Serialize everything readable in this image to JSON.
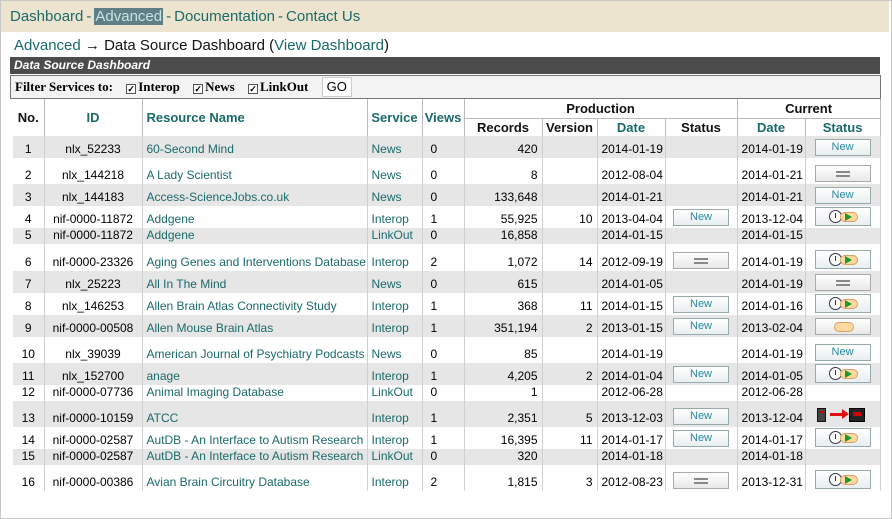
{
  "nav": {
    "items": [
      "Dashboard",
      "Advanced",
      "Documentation",
      "Contact Us"
    ],
    "active": "Advanced",
    "separator": "-"
  },
  "breadcrumb": {
    "parent": "Advanced",
    "arrow": "→",
    "current": "Data Source Dashboard",
    "open": "(",
    "link": "View Dashboard",
    "close": ")"
  },
  "panel": {
    "title": "Data Source Dashboard"
  },
  "filter": {
    "label": "Filter Services to:",
    "options": [
      {
        "label": "Interop",
        "checked": true
      },
      {
        "label": "News",
        "checked": true
      },
      {
        "label": "LinkOut",
        "checked": true
      }
    ],
    "go_label": "GO"
  },
  "table": {
    "headers": {
      "no": "No.",
      "id": "ID",
      "resource": "Resource Name",
      "service": "Service",
      "views": "Views",
      "production": "Production",
      "current": "Current",
      "records": "Records",
      "version": "Version",
      "date": "Date",
      "status": "Status",
      "cur_date": "Date",
      "cur_status": "Status"
    },
    "new_label": "New",
    "rows": [
      {
        "no": "1",
        "id": "nlx_52233",
        "name": "60-Second Mind",
        "service": "News",
        "views": "0",
        "records": "420",
        "version": "",
        "pdate": "2014-01-19",
        "pstatus": "",
        "cdate": "2014-01-19",
        "cstatus": "new"
      },
      {
        "no": "2",
        "id": "nlx_144218",
        "name": "A Lady Scientist",
        "service": "News",
        "views": "0",
        "records": "8",
        "version": "",
        "pdate": "2012-08-04",
        "pstatus": "",
        "cdate": "2014-01-21",
        "cstatus": "equal"
      },
      {
        "no": "3",
        "id": "nlx_144183",
        "name": "Access-ScienceJobs.co.uk",
        "service": "News",
        "views": "0",
        "records": "133,648",
        "version": "",
        "pdate": "2014-01-21",
        "pstatus": "",
        "cdate": "2014-01-21",
        "cstatus": "new"
      },
      {
        "no": "4",
        "id": "nif-0000-11872",
        "name": "Addgene",
        "service": "Interop",
        "views": "1",
        "records": "55,925",
        "version": "10",
        "pdate": "2013-04-04",
        "pstatus": "new",
        "cdate": "2013-12-04",
        "cstatus": "clock"
      },
      {
        "no": "5",
        "id": "nif-0000-11872",
        "name": "Addgene",
        "service": "LinkOut",
        "views": "0",
        "records": "16,858",
        "version": "",
        "pdate": "2014-01-15",
        "pstatus": "",
        "cdate": "2014-01-15",
        "cstatus": ""
      },
      {
        "no": "6",
        "id": "nif-0000-23326",
        "name": "Aging Genes and Interventions Database",
        "service": "Interop",
        "views": "2",
        "records": "1,072",
        "version": "14",
        "pdate": "2012-09-19",
        "pstatus": "equal",
        "cdate": "2014-01-19",
        "cstatus": "clock"
      },
      {
        "no": "7",
        "id": "nlx_25223",
        "name": "All In The Mind",
        "service": "News",
        "views": "0",
        "records": "615",
        "version": "",
        "pdate": "2014-01-05",
        "pstatus": "",
        "cdate": "2014-01-19",
        "cstatus": "equal"
      },
      {
        "no": "8",
        "id": "nlx_146253",
        "name": "Allen Brain Atlas Connectivity Study",
        "service": "Interop",
        "views": "1",
        "records": "368",
        "version": "11",
        "pdate": "2014-01-15",
        "pstatus": "new",
        "cdate": "2014-01-16",
        "cstatus": "clock"
      },
      {
        "no": "9",
        "id": "nif-0000-00508",
        "name": "Allen Mouse Brain Atlas",
        "service": "Interop",
        "views": "1",
        "records": "351,194",
        "version": "2",
        "pdate": "2013-01-15",
        "pstatus": "new",
        "cdate": "2013-02-04",
        "cstatus": "cloud"
      },
      {
        "no": "10",
        "id": "nlx_39039",
        "name": "American Journal of Psychiatry Podcasts",
        "service": "News",
        "views": "0",
        "records": "85",
        "version": "",
        "pdate": "2014-01-19",
        "pstatus": "",
        "cdate": "2014-01-19",
        "cstatus": "new"
      },
      {
        "no": "11",
        "id": "nlx_152700",
        "name": "anage",
        "service": "Interop",
        "views": "1",
        "records": "4,205",
        "version": "2",
        "pdate": "2014-01-04",
        "pstatus": "new",
        "cdate": "2014-01-05",
        "cstatus": "clock"
      },
      {
        "no": "12",
        "id": "nif-0000-07736",
        "name": "Animal Imaging Database",
        "service": "LinkOut",
        "views": "0",
        "records": "1",
        "version": "",
        "pdate": "2012-06-28",
        "pstatus": "",
        "cdate": "2012-06-28",
        "cstatus": ""
      },
      {
        "no": "13",
        "id": "nif-0000-10159",
        "name": "ATCC",
        "service": "Interop",
        "views": "1",
        "records": "2,351",
        "version": "5",
        "pdate": "2013-12-03",
        "pstatus": "new",
        "cdate": "2013-12-04",
        "cstatus": "transfer"
      },
      {
        "no": "14",
        "id": "nif-0000-02587",
        "name": "AutDB - An Interface to Autism Research",
        "service": "Interop",
        "views": "1",
        "records": "16,395",
        "version": "11",
        "pdate": "2014-01-17",
        "pstatus": "new",
        "cdate": "2014-01-17",
        "cstatus": "clock"
      },
      {
        "no": "15",
        "id": "nif-0000-02587",
        "name": "AutDB - An Interface to Autism Research",
        "service": "LinkOut",
        "views": "0",
        "records": "320",
        "version": "",
        "pdate": "2014-01-18",
        "pstatus": "",
        "cdate": "2014-01-18",
        "cstatus": ""
      },
      {
        "no": "16",
        "id": "nif-0000-00386",
        "name": "Avian Brain Circuitry Database",
        "service": "Interop",
        "views": "2",
        "records": "1,815",
        "version": "3",
        "pdate": "2012-08-23",
        "pstatus": "equal",
        "cdate": "2013-12-31",
        "cstatus": "clock"
      }
    ]
  },
  "colors": {
    "link": "#1a6a6a",
    "nav_bg": "#ede4cf",
    "panel_bg": "#4c4c4c",
    "row_alt": "#e6e6e6"
  }
}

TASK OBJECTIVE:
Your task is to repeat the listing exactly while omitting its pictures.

SOLUTION TO THIS PROBLEM:
Serialize everything readable in this image to JSON.
{
  "nav": {
    "items": [
      "Dashboard",
      "Advanced",
      "Documentation",
      "Contact Us"
    ],
    "active": "Advanced",
    "separator": "-"
  },
  "breadcrumb": {
    "parent": "Advanced",
    "arrow": "→",
    "current": "Data Source Dashboard",
    "open": "(",
    "link": "View Dashboard",
    "close": ")"
  },
  "panel": {
    "title": "Data Source Dashboard"
  },
  "filter": {
    "label": "Filter Services to:",
    "options": [
      {
        "label": "Interop",
        "checked": true
      },
      {
        "label": "News",
        "checked": true
      },
      {
        "label": "LinkOut",
        "checked": true
      }
    ],
    "go_label": "GO"
  },
  "table": {
    "headers": {
      "no": "No.",
      "id": "ID",
      "resource": "Resource Name",
      "service": "Service",
      "views": "Views",
      "production": "Production",
      "current": "Current",
      "records": "Records",
      "version": "Version",
      "date": "Date",
      "status": "Status",
      "cur_date": "Date",
      "cur_status": "Status"
    },
    "new_label": "New",
    "rows": [
      {
        "no": "1",
        "id": "nlx_52233",
        "name": "60-Second Mind",
        "service": "News",
        "views": "0",
        "records": "420",
        "version": "",
        "pdate": "2014-01-19",
        "pstatus": "",
        "cdate": "2014-01-19",
        "cstatus": "new"
      },
      {
        "no": "2",
        "id": "nlx_144218",
        "name": "A Lady Scientist",
        "service": "News",
        "views": "0",
        "records": "8",
        "version": "",
        "pdate": "2012-08-04",
        "pstatus": "",
        "cdate": "2014-01-21",
        "cstatus": "equal"
      },
      {
        "no": "3",
        "id": "nlx_144183",
        "name": "Access-ScienceJobs.co.uk",
        "service": "News",
        "views": "0",
        "records": "133,648",
        "version": "",
        "pdate": "2014-01-21",
        "pstatus": "",
        "cdate": "2014-01-21",
        "cstatus": "new"
      },
      {
        "no": "4",
        "id": "nif-0000-11872",
        "name": "Addgene",
        "service": "Interop",
        "views": "1",
        "records": "55,925",
        "version": "10",
        "pdate": "2013-04-04",
        "pstatus": "new",
        "cdate": "2013-12-04",
        "cstatus": "clock"
      },
      {
        "no": "5",
        "id": "nif-0000-11872",
        "name": "Addgene",
        "service": "LinkOut",
        "views": "0",
        "records": "16,858",
        "version": "",
        "pdate": "2014-01-15",
        "pstatus": "",
        "cdate": "2014-01-15",
        "cstatus": ""
      },
      {
        "no": "6",
        "id": "nif-0000-23326",
        "name": "Aging Genes and Interventions Database",
        "service": "Interop",
        "views": "2",
        "records": "1,072",
        "version": "14",
        "pdate": "2012-09-19",
        "pstatus": "equal",
        "cdate": "2014-01-19",
        "cstatus": "clock"
      },
      {
        "no": "7",
        "id": "nlx_25223",
        "name": "All In The Mind",
        "service": "News",
        "views": "0",
        "records": "615",
        "version": "",
        "pdate": "2014-01-05",
        "pstatus": "",
        "cdate": "2014-01-19",
        "cstatus": "equal"
      },
      {
        "no": "8",
        "id": "nlx_146253",
        "name": "Allen Brain Atlas Connectivity Study",
        "service": "Interop",
        "views": "1",
        "records": "368",
        "version": "11",
        "pdate": "2014-01-15",
        "pstatus": "new",
        "cdate": "2014-01-16",
        "cstatus": "clock"
      },
      {
        "no": "9",
        "id": "nif-0000-00508",
        "name": "Allen Mouse Brain Atlas",
        "service": "Interop",
        "views": "1",
        "records": "351,194",
        "version": "2",
        "pdate": "2013-01-15",
        "pstatus": "new",
        "cdate": "2013-02-04",
        "cstatus": "cloud"
      },
      {
        "no": "10",
        "id": "nlx_39039",
        "name": "American Journal of Psychiatry Podcasts",
        "service": "News",
        "views": "0",
        "records": "85",
        "version": "",
        "pdate": "2014-01-19",
        "pstatus": "",
        "cdate": "2014-01-19",
        "cstatus": "new"
      },
      {
        "no": "11",
        "id": "nlx_152700",
        "name": "anage",
        "service": "Interop",
        "views": "1",
        "records": "4,205",
        "version": "2",
        "pdate": "2014-01-04",
        "pstatus": "new",
        "cdate": "2014-01-05",
        "cstatus": "clock"
      },
      {
        "no": "12",
        "id": "nif-0000-07736",
        "name": "Animal Imaging Database",
        "service": "LinkOut",
        "views": "0",
        "records": "1",
        "version": "",
        "pdate": "2012-06-28",
        "pstatus": "",
        "cdate": "2012-06-28",
        "cstatus": ""
      },
      {
        "no": "13",
        "id": "nif-0000-10159",
        "name": "ATCC",
        "service": "Interop",
        "views": "1",
        "records": "2,351",
        "version": "5",
        "pdate": "2013-12-03",
        "pstatus": "new",
        "cdate": "2013-12-04",
        "cstatus": "transfer"
      },
      {
        "no": "14",
        "id": "nif-0000-02587",
        "name": "AutDB - An Interface to Autism Research",
        "service": "Interop",
        "views": "1",
        "records": "16,395",
        "version": "11",
        "pdate": "2014-01-17",
        "pstatus": "new",
        "cdate": "2014-01-17",
        "cstatus": "clock"
      },
      {
        "no": "15",
        "id": "nif-0000-02587",
        "name": "AutDB - An Interface to Autism Research",
        "service": "LinkOut",
        "views": "0",
        "records": "320",
        "version": "",
        "pdate": "2014-01-18",
        "pstatus": "",
        "cdate": "2014-01-18",
        "cstatus": ""
      },
      {
        "no": "16",
        "id": "nif-0000-00386",
        "name": "Avian Brain Circuitry Database",
        "service": "Interop",
        "views": "2",
        "records": "1,815",
        "version": "3",
        "pdate": "2012-08-23",
        "pstatus": "equal",
        "cdate": "2013-12-31",
        "cstatus": "clock"
      }
    ]
  },
  "colors": {
    "link": "#1a6a6a",
    "nav_bg": "#ede4cf",
    "panel_bg": "#4c4c4c",
    "row_alt": "#e6e6e6"
  }
}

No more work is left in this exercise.